■ THE PROBLEM
Below is a set of records, and all of them should be retyped exactly, minus the pictures.

(Excerpts from an interface dataset)
===

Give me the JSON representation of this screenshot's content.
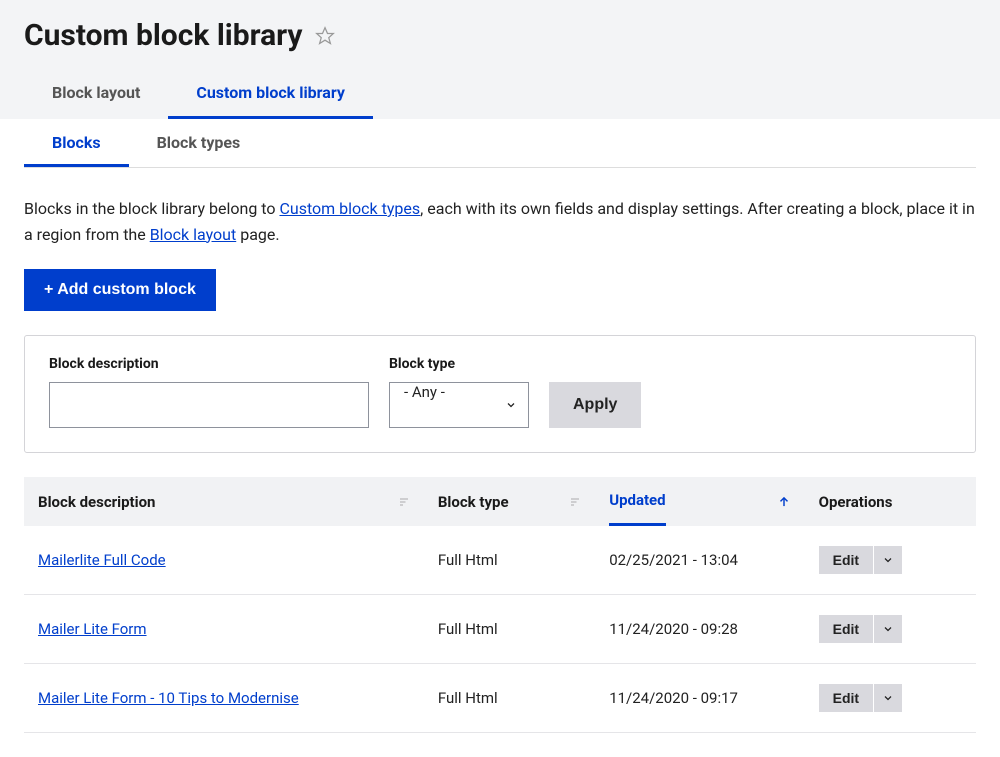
{
  "header": {
    "title": "Custom block library",
    "tabs": [
      {
        "label": "Block layout",
        "active": false
      },
      {
        "label": "Custom block library",
        "active": true
      }
    ]
  },
  "subtabs": [
    {
      "label": "Blocks",
      "active": true
    },
    {
      "label": "Block types",
      "active": false
    }
  ],
  "description": {
    "part1": "Blocks in the block library belong to ",
    "link1": "Custom block types",
    "part2": ", each with its own fields and display settings. After creating a block, place it in a region from the ",
    "link2": "Block layout",
    "part3": " page."
  },
  "add_button": "+ Add custom block",
  "filters": {
    "description_label": "Block description",
    "description_value": "",
    "type_label": "Block type",
    "type_value": "- Any -",
    "apply": "Apply"
  },
  "table": {
    "columns": {
      "description": "Block description",
      "type": "Block type",
      "updated": "Updated",
      "operations": "Operations"
    },
    "sort_column": "updated",
    "sort_dir": "asc",
    "edit_label": "Edit",
    "rows": [
      {
        "description": "Mailerlite Full Code",
        "type": "Full Html",
        "updated": "02/25/2021 - 13:04"
      },
      {
        "description": "Mailer Lite Form",
        "type": "Full Html",
        "updated": "11/24/2020 - 09:28"
      },
      {
        "description": "Mailer Lite Form - 10 Tips to Modernise",
        "type": "Full Html",
        "updated": "11/24/2020 - 09:17"
      }
    ]
  }
}
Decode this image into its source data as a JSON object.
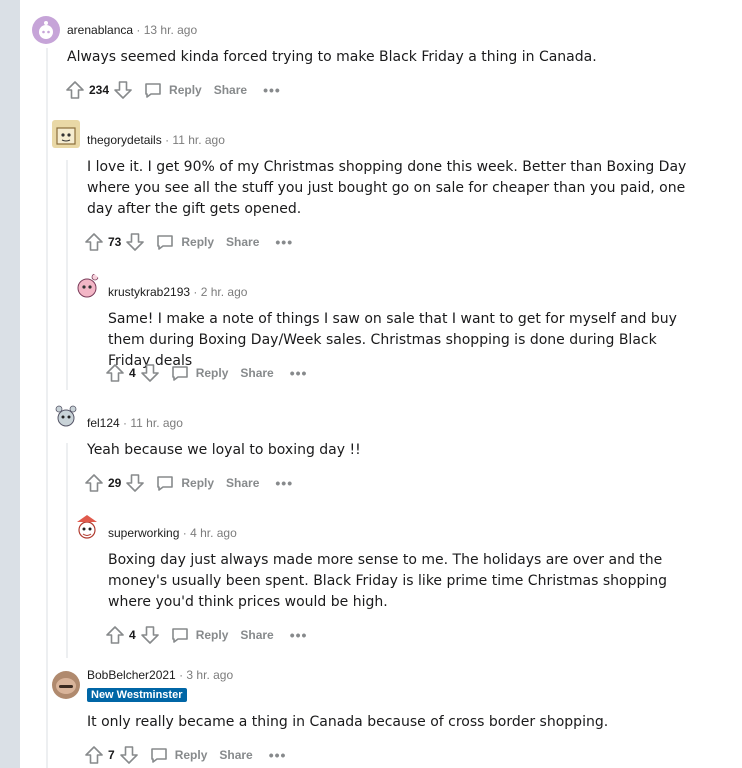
{
  "comments": [
    {
      "username": "arenablanca",
      "time": "13 hr. ago",
      "body": "Always seemed kinda forced trying to make Black Friday a thing in Canada.",
      "score": "234",
      "reply_label": "Reply",
      "share_label": "Share",
      "more_label": "•••",
      "avatar_color": "#c6a4d8"
    },
    {
      "username": "thegorydetails",
      "time": "11 hr. ago",
      "body": "I love it. I get 90% of my Christmas shopping done this week. Better than Boxing Day where you see all the stuff you just bought go on sale for cheaper than you paid, one day after the gift gets opened.",
      "score": "73",
      "reply_label": "Reply",
      "share_label": "Share",
      "more_label": "•••",
      "avatar_color": "#e9d8a6"
    },
    {
      "username": "krustykrab2193",
      "time": "2 hr. ago",
      "body": "Same! I make a note of things I saw on sale that I want to get for myself and buy them during Boxing Day/Week sales. Christmas shopping is done during Black Friday deals",
      "score": "4",
      "reply_label": "Reply",
      "share_label": "Share",
      "more_label": "•••",
      "avatar_color": "#f3b6c6"
    },
    {
      "username": "fel124",
      "time": "11 hr. ago",
      "body": "Yeah because we loyal to boxing day !!",
      "score": "29",
      "reply_label": "Reply",
      "share_label": "Share",
      "more_label": "•••",
      "avatar_color": "#c9d3d8"
    },
    {
      "username": "superworking",
      "time": "4 hr. ago",
      "body": "Boxing day just always made more sense to me. The holidays are over and the money's usually been spent. Black Friday is like prime time Christmas shopping where you'd think prices would be high.",
      "score": "4",
      "reply_label": "Reply",
      "share_label": "Share",
      "more_label": "•••",
      "avatar_color": "#e05a4c"
    },
    {
      "username": "BobBelcher2021",
      "time": "3 hr. ago",
      "flair": "New Westminster",
      "body": "It only really became a thing in Canada because of cross border shopping.",
      "score": "7",
      "reply_label": "Reply",
      "share_label": "Share",
      "more_label": "•••",
      "avatar_color": "#b08a6e"
    }
  ],
  "separator": "·",
  "colors": {
    "flair_bg": "#0066a6",
    "thread_line": "#edeff1",
    "page_bg": "#dae0e6"
  }
}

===

■ WRITTEN RESPONSE
Give me the JSON representation of this screenshot's content.
{
  "header": {
    "title": "Custom block library",
    "tabs": [
      {
        "label": "Block layout",
        "active": false
      },
      {
        "label": "Custom block library",
        "active": true
      }
    ]
  },
  "subtabs": [
    {
      "label": "Blocks",
      "active": true
    },
    {
      "label": "Block types",
      "active": false
    }
  ],
  "description": {
    "part1": "Blocks in the block library belong to ",
    "link1": "Custom block types",
    "part2": ", each with its own fields and display settings. After creating a block, place it in a region from the ",
    "link2": "Block layout",
    "part3": " page."
  },
  "add_button": "+ Add custom block",
  "filters": {
    "description_label": "Block description",
    "description_value": "",
    "type_label": "Block type",
    "type_value": "- Any -",
    "apply": "Apply"
  },
  "table": {
    "columns": {
      "description": "Block description",
      "type": "Block type",
      "updated": "Updated",
      "operations": "Operations"
    },
    "sort_column": "updated",
    "sort_dir": "asc",
    "edit_label": "Edit",
    "rows": [
      {
        "description": "Mailerlite Full Code",
        "type": "Full Html",
        "updated": "02/25/2021 - 13:04"
      },
      {
        "description": "Mailer Lite Form",
        "type": "Full Html",
        "updated": "11/24/2020 - 09:28"
      },
      {
        "description": "Mailer Lite Form - 10 Tips to Modernise",
        "type": "Full Html",
        "updated": "11/24/2020 - 09:17"
      }
    ]
  }
}
Decode this image into its source data as a JSON object.
{
  "comments": [
    {
      "username": "arenablanca",
      "time": "13 hr. ago",
      "body": "Always seemed kinda forced trying to make Black Friday a thing in Canada.",
      "score": "234",
      "reply_label": "Reply",
      "share_label": "Share",
      "more_label": "•••",
      "avatar_color": "#c6a4d8"
    },
    {
      "username": "thegorydetails",
      "time": "11 hr. ago",
      "body": "I love it. I get 90% of my Christmas shopping done this week. Better than Boxing Day where you see all the stuff you just bought go on sale for cheaper than you paid, one day after the gift gets opened.",
      "score": "73",
      "reply_label": "Reply",
      "share_label": "Share",
      "more_label": "•••",
      "avatar_color": "#e9d8a6"
    },
    {
      "username": "krustykrab2193",
      "time": "2 hr. ago",
      "body": "Same! I make a note of things I saw on sale that I want to get for myself and buy them during Boxing Day/Week sales. Christmas shopping is done during Black Friday deals",
      "score": "4",
      "reply_label": "Reply",
      "share_label": "Share",
      "more_label": "•••",
      "avatar_color": "#f3b6c6"
    },
    {
      "username": "fel124",
      "time": "11 hr. ago",
      "body": "Yeah because we loyal to boxing day !!",
      "score": "29",
      "reply_label": "Reply",
      "share_label": "Share",
      "more_label": "•••",
      "avatar_color": "#c9d3d8"
    },
    {
      "username": "superworking",
      "time": "4 hr. ago",
      "body": "Boxing day just always made more sense to me. The holidays are over and the money's usually been spent. Black Friday is like prime time Christmas shopping where you'd think prices would be high.",
      "score": "4",
      "reply_label": "Reply",
      "share_label": "Share",
      "more_label": "•••",
      "avatar_color": "#e05a4c"
    },
    {
      "username": "BobBelcher2021",
      "time": "3 hr. ago",
      "flair": "New Westminster",
      "body": "It only really became a thing in Canada because of cross border shopping.",
      "score": "7",
      "reply_label": "Reply",
      "share_label": "Share",
      "more_label": "•••",
      "avatar_color": "#b08a6e"
    }
  ],
  "separator": "·",
  "colors": {
    "flair_bg": "#0066a6",
    "thread_line": "#edeff1",
    "page_bg": "#dae0e6"
  }
}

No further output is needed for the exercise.